Mark, my best thoughts and prayer are with you and Sarah as you journey through life with your precious family. Knowing Sarah, and Jan e and Jack- and after reading your words, I realize Willa will be in the best of care. May the Lord hold all close in his arms.
Beautifully written! I’ve only know your wife as a little girl but have kept up with you knowing you needed prayer and prayer you will get!!?! Read ps 91 daily ALOUD and make it personal! I’m doing that for you as well!!! You are a strong young man and I admire your openess! Your family is precious!!!
Oh no Mark & Sarah,
I had no info on this & just read your words so marvelously & lovingly written !
I pray God will bless your family with added strength to give positive energy & encouragement for Willa’s life 😘
My goodness, wow…I’m just now reading this first blog , after reading Sarah’s addition to the blog this morning, and thinking I wasn’t comprehending what I had read. I am truly touched by yours and Sarah’s willingness to share your family’s journey through this. My heart aches for you, for my friend, sweet Sarah , for that rambunctious, Rowe and for that precious bundle of plump cherub cheeks and mile wide smiles, Willa.
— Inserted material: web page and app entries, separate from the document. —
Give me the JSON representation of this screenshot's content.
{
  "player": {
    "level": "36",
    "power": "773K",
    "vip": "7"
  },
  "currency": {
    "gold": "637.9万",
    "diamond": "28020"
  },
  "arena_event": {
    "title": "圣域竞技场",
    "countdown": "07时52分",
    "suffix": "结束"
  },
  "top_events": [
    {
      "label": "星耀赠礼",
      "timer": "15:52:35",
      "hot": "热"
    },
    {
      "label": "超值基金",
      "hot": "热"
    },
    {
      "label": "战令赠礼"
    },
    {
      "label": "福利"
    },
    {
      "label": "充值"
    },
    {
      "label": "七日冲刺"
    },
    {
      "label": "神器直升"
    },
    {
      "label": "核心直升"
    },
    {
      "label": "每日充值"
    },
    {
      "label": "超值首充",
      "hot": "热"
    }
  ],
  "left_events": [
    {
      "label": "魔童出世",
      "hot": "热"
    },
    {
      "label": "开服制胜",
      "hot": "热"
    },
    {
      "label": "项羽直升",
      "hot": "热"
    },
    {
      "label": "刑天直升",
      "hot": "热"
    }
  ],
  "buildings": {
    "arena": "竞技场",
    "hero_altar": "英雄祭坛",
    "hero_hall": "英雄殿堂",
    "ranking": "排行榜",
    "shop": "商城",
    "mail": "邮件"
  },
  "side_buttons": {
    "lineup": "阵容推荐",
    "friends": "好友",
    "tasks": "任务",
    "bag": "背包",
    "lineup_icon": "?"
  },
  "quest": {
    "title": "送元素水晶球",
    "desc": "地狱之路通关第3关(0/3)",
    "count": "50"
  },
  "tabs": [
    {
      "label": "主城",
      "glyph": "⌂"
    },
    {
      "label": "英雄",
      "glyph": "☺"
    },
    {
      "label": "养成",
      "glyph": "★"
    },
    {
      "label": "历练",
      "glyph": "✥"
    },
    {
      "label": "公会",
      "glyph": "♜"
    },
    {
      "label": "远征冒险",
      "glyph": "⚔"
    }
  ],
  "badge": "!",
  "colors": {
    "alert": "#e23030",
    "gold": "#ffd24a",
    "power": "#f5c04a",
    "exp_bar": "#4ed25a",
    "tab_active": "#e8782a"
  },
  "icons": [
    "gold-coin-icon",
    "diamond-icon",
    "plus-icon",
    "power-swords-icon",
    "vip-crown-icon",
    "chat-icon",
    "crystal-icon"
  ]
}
Through the tears, a pile of used Kleenex, a cup of coffee, now turned cold, I am praying for you both, the kids, ya’lls parents, the doctors, nurses etc. If I read it correctly, did I see that baby #3 is bebopping and growing along ? Congratulations you two, and prayers for the health of both Momma Sarah and Wee#3. You’re a courageous, brave, strong, caring, loving, kind and smart Christian man…you’re a provider and the protector/keeper of your family as a husband and father; your strengh, honesty, love, support, caring heart, kind soul, integrity, genuine sincerity and bravery to share with us your lives so openly in a blog while dealing with these fears, unknowns, what ifs, etc with the news of Willa’s diagnosis is admirable and commendable. God is moving through you, through the blog, your marriage , your journey and touching all of our hearts , our souls with lessons of wisdom, love, education, sadness, as well as the laughter through the tears….it truly shows,. I’m grabbing pen and paper to do your suggested exercises. We are all here to support y’all in whatever way you may need. Many blessings to you and your family. Seriously, if there is anything you or Sarah need please do not hesitate to contact me and ask me. I am way the heck up here in Kentucky however, I have more free time than ever before , no mortgage and that enables me to offer my help. From prayers ( which I will be doing already) to….whatever A to Z just ask, please!
Take care, God Bless and BIG LOVE to yall! -Roger Tison